More importantly, however, the risk officer may be unaware of the strategic landscape in which the organisation is operating, or the challenges that it faces. Why does this matter? Because many of the key challenges and risks faced by any organisation today do not lie in traditional risk areas.
Let’s take the financial sector as an example. The biggest challenge that banks face today is not managing risk in the traditional sense. They have algorithms that predict credit risk, often in a highly risk-averse way, because of the current regulatory climate. Since the credit crunch and financial crisis, banks’ credit risks are no longer likely to bring them down.
Instead, the biggest risk is that they will be out-competed by up-and-coming fintechs. But what risk officer is able to put in place any mitigation against that? It is an issue for the whole board: a question of overall organisational strategy. Nor is the financial sector by any means the only area where new disruptive business models threaten established players. Organisations need a new way of thinking about risk that involves the whole organisation.
A recent report from Deloitte suggests that the changing landscape driven by new technology companies is leading to an increase in tolerance for failure. In other words, companies are recognising that to get rewards, you sometimes have to take risks. The issue is to ensure that these are calculated risks, driven by informed decisions taken in an intelligent way.
In practice, this means using data from new and established sources to create better, more holistic models, including risks. For example, it may soon be possible for social media data to be used in individual credit risk assessments. This might open up the credit market to new customers, giving new sources of income. It is not, however, without risk, because it is new and untried. New analytic models would allow the idea to be tested and tried, informing the decision about adoption.
The challenges of a networked economy
The other issue which is changing risks is the rise of the networked economy. Organisations no longer stand alone. They share data, and therefore risks, with others. Crowd-sourcing and other collaborative models are growing in popularity. In a wider ‘ecosystem’, however, a single risk officer stands even less chance of identifying and mitigating against all risks.

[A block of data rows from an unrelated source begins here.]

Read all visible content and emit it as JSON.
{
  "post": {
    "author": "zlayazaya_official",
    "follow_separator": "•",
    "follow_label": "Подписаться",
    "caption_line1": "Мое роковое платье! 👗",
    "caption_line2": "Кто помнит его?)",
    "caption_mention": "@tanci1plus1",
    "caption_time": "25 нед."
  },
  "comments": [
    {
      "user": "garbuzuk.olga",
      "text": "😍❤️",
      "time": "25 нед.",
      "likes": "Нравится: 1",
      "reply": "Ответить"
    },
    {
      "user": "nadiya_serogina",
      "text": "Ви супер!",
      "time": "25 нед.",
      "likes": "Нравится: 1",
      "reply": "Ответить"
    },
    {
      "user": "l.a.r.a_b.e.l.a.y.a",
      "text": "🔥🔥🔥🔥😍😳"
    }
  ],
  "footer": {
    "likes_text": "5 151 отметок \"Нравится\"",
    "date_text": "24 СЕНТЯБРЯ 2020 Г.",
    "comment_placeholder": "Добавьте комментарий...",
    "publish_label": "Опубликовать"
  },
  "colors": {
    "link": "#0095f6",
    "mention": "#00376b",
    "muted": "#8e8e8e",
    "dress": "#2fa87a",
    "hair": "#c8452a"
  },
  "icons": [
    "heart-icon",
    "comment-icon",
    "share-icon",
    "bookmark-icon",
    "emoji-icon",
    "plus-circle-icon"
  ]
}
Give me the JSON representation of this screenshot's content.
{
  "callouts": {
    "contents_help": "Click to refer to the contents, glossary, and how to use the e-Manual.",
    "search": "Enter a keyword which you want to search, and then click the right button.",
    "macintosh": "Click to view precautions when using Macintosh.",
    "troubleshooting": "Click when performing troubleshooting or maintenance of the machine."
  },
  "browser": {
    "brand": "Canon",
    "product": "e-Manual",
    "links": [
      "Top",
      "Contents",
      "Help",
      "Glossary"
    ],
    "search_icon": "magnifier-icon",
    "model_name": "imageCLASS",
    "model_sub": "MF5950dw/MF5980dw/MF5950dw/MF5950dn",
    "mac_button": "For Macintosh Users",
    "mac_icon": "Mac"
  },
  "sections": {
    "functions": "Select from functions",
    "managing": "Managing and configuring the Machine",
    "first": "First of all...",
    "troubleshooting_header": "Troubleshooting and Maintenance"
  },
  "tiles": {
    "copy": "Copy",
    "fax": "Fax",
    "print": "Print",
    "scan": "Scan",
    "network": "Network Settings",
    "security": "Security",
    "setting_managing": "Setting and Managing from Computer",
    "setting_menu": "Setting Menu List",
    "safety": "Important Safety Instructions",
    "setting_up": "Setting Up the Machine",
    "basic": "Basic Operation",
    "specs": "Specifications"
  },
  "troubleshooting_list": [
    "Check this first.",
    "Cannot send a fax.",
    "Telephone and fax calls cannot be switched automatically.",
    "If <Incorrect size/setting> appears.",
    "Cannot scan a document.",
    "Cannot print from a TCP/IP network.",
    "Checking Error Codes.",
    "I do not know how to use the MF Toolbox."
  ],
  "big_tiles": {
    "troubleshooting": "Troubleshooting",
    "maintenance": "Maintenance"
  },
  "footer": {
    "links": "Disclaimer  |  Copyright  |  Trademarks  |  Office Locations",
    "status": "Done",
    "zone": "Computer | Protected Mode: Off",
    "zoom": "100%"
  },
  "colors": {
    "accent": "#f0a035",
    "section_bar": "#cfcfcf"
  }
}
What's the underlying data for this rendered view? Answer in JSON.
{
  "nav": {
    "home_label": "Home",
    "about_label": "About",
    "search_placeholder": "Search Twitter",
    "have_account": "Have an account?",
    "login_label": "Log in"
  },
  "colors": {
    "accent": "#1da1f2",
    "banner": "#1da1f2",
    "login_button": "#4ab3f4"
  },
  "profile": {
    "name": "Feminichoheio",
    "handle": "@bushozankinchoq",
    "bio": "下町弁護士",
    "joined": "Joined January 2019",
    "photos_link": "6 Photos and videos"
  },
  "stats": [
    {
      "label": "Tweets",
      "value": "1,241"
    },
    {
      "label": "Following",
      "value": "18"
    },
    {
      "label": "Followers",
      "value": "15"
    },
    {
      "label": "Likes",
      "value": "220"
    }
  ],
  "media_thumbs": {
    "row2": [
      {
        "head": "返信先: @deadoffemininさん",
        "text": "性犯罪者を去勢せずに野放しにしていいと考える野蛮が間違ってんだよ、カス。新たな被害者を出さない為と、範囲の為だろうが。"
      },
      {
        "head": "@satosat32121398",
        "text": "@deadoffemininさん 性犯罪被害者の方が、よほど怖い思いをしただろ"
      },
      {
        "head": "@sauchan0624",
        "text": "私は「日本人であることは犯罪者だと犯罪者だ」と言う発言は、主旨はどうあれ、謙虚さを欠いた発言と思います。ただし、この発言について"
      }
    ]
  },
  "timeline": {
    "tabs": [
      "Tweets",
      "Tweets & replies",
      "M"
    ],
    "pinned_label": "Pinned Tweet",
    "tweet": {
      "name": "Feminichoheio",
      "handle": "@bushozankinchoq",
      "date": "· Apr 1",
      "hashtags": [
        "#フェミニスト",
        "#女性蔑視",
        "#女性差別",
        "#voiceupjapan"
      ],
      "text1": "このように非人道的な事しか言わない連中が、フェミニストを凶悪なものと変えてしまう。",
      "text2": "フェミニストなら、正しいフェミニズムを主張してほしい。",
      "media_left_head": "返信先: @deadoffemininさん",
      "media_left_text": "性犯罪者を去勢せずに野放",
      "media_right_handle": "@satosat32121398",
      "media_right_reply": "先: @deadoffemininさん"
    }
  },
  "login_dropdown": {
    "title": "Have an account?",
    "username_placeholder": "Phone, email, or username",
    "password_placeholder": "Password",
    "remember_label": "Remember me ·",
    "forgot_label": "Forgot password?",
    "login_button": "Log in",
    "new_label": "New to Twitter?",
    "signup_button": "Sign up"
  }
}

Instead, organisations and stakeholders need to work together to identify, mitigate and manage risks within the network or ‘ecosystem’. They also need to decide on what level of risk is acceptable. A collaborative approach to risk enables difficult conversations about the direction of travel, together with questions of strategy, approach, and even culture.
By all means, designate a risk officer either as a whole or for each organisation. But do not expect them to be able to do the job alone. Risk, and risk management, has to become ‘everyone’s business’ if organisations are to survive and thrive in this changing landscape
Machine learning as a contributor
Another potential “team member’ is the collection of machine learning algorithms. As Marcel Lemahieu puts it in his post:: "Artificial Intelligence (AI), and in particular the development known as machine learning, promise to automate mundane tasks such as driving a vehicle or recognizing individuals in a crowd. Indeed, more and more, these techniques mimic human behavior: learning, classification, correlation, prediction, decision-making. They reduce the number of scenarios and help to anticipate events by learning automatically from the past.” These algorithms augment the knowledge of humans and make us more effective. But is the risk landscape ready for it?
The risk and compliance agenda is more crowded than ever. Financial institutions continue to feel pressure from regulators, auditors, boards and investors to manage risk more proactively and comprehensively. Model risk governance is becoming more and more critical. As a result, financial institutions must operate their risk and finance functions in a more unified, cost-conscious and transparent manner that requires tighter organizational integration and more informed reporting.